Ok, that would explain a lot, this is a man who seems to be steeped in the world of exhibitions. But so too is Mash Media, they've been involved for a while too right? “That’s right, from the very first day of Mash Media, in Julian’s (Agostini, the company’s founder and CEO) brother’s spare room, when he created the first edition of Exhibition News about 25 years ago. But, as with me, the company has been an organiser on and off before really getting into the market in 2012 with the purchase of Event Production Show followed by International Confex a year later
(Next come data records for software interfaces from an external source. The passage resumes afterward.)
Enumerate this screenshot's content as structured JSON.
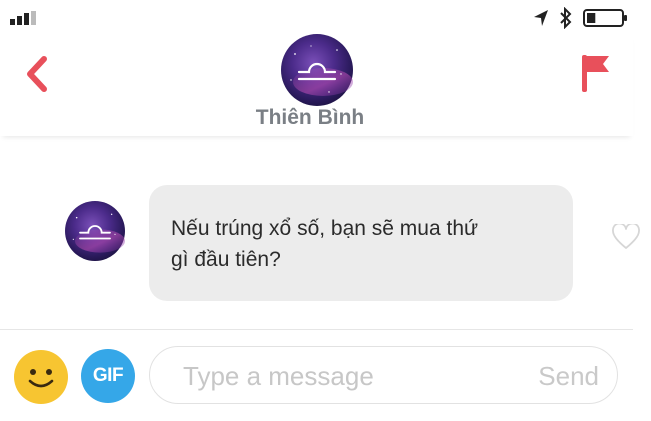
{
  "status_bar": {
    "signal_icon": "signal-bars-icon",
    "location_icon": "location-arrow-icon",
    "bluetooth_icon": "bluetooth-icon",
    "battery_icon": "battery-icon",
    "battery_level": 0.25
  },
  "header": {
    "contact_name": "Thiên Bình",
    "back_icon": "chevron-left-icon",
    "flag_icon": "flag-icon",
    "avatar_icon": "libra-zodiac-icon",
    "accent_color": "#e8505b"
  },
  "messages": [
    {
      "sender": "Thiên Bình",
      "lines": [
        "Nếu trúng xổ số, bạn sẽ mua thứ",
        "gì đầu tiên?"
      ],
      "like_icon": "heart-outline-icon"
    }
  ],
  "composer": {
    "emoji_icon": "smiley-face-icon",
    "gif_label": "GIF",
    "placeholder": "Type a message",
    "send_label": "Send",
    "gif_color": "#35a7e8",
    "emoji_color": "#f7c531"
  }
}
So, how does Duncan fit into the world of Mash media, what do you do over there? “It’s easier to say what I don’t do! I avoid the kitchen rota like the plague. Outside of that I’m; company, commercial, publishing, event, director; depending on the day of week and where we are in the calendar year!”
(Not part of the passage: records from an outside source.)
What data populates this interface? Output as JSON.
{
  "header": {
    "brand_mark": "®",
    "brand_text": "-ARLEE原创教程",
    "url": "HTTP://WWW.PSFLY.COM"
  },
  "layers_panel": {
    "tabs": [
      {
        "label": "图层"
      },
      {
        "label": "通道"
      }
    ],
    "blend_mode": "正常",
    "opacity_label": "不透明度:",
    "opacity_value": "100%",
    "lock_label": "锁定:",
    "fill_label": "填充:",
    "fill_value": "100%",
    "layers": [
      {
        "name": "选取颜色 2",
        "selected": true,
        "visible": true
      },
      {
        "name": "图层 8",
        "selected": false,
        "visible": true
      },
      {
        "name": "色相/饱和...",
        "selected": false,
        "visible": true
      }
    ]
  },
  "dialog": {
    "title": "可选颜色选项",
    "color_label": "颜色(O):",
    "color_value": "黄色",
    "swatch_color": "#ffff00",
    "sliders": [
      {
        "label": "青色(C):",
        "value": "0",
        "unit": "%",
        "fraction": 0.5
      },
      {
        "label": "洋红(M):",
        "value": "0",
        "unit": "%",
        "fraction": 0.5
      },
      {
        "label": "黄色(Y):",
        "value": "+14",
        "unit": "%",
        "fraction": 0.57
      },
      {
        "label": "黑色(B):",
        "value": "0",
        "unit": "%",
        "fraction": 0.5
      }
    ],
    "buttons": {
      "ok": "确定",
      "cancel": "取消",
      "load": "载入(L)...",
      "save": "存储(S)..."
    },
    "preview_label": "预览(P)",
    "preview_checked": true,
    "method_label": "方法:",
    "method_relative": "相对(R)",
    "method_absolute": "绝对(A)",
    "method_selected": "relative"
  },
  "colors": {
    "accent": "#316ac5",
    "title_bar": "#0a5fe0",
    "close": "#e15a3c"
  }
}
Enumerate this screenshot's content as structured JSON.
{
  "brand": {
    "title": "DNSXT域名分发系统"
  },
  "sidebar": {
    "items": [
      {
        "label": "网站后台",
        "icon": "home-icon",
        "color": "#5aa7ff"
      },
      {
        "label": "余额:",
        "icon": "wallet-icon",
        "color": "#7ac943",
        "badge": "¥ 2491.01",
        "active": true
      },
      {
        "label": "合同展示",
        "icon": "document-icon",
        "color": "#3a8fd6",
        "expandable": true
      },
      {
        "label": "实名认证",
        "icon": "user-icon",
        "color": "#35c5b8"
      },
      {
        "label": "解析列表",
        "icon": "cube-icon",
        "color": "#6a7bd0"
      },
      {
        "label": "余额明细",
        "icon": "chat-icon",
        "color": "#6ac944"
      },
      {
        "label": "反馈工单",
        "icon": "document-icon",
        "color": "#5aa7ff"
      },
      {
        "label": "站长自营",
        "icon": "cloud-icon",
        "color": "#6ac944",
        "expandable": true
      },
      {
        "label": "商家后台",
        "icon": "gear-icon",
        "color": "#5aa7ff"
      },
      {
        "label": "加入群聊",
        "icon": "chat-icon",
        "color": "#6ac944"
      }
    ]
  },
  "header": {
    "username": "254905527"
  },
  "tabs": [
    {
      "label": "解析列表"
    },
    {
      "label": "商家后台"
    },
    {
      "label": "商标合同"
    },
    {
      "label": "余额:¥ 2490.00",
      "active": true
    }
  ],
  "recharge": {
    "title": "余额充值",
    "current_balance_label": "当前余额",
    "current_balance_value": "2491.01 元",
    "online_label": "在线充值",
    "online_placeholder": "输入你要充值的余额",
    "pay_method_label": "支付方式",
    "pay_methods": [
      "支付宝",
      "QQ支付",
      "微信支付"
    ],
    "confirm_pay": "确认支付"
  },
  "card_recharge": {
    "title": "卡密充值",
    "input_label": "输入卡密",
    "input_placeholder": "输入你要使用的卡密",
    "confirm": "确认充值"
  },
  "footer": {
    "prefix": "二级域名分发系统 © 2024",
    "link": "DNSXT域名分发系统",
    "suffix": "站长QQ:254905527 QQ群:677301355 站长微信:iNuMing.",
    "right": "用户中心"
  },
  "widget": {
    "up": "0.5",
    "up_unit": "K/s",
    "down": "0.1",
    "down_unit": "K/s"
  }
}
So, as someone who has really engrossed themselves in this world, what has changed most about the industry in the time you've been working in it? “The breadth of technology available to organisers and exhibitors is probably the biggest thing, although most of it is unnecessary! At a point soon, a company will come up with some tech that really changes the industry. Like making the registration process a whole lot simpler.”
How about the role of venues, has this changed much; should it? “Find a landlord that cares about the resident, you’ll find a house that nice to rent. It’s much the same in exhibitions but with a much higher churn rate; you’re in for four days and the next tenant is starting their build whilst you’re still there. This is how it has always been and continues to be.”
Back to us at Lime Venue Portfolio now, time for some mutual back rubbing. So, in our portfolio we have lots of sporting stadia as well as other unique venues; should these be considered viable options for exhibition events? “Yes, and many are already. As long as the space is large enough, accessible and well catered, it can host an exhibition. Size being a key factor here of course. Competition for the well-known and established large exhibition venues is nothing but a good thing.”
Hurrah, and this is also born out in the increased exhibition business we’re seeing across our portfolio, but we’re also a food business and we wanted to get Duncan’s opinion on this. “The quality and variety have never been better, which does reflect the demands of the most important group to attend the shows – the visitors.”
That’s also great to hear. But as well as being a very competitive industry, what does its future look like, any predications? “Watch out for that tech that going to change the industry, it’ll be here soon!”
We’ll certainly keep our eyes out but sounds exciting. In the meantime, it’s nice to see a part of the industry that isn’t afraid of trying new things, and that values the role of venues and food. We also like Duncan, his magazines and his shows, with folk like him on the scene, it’s no wonder the exhibition industry has its mojo in full gear.Back to articles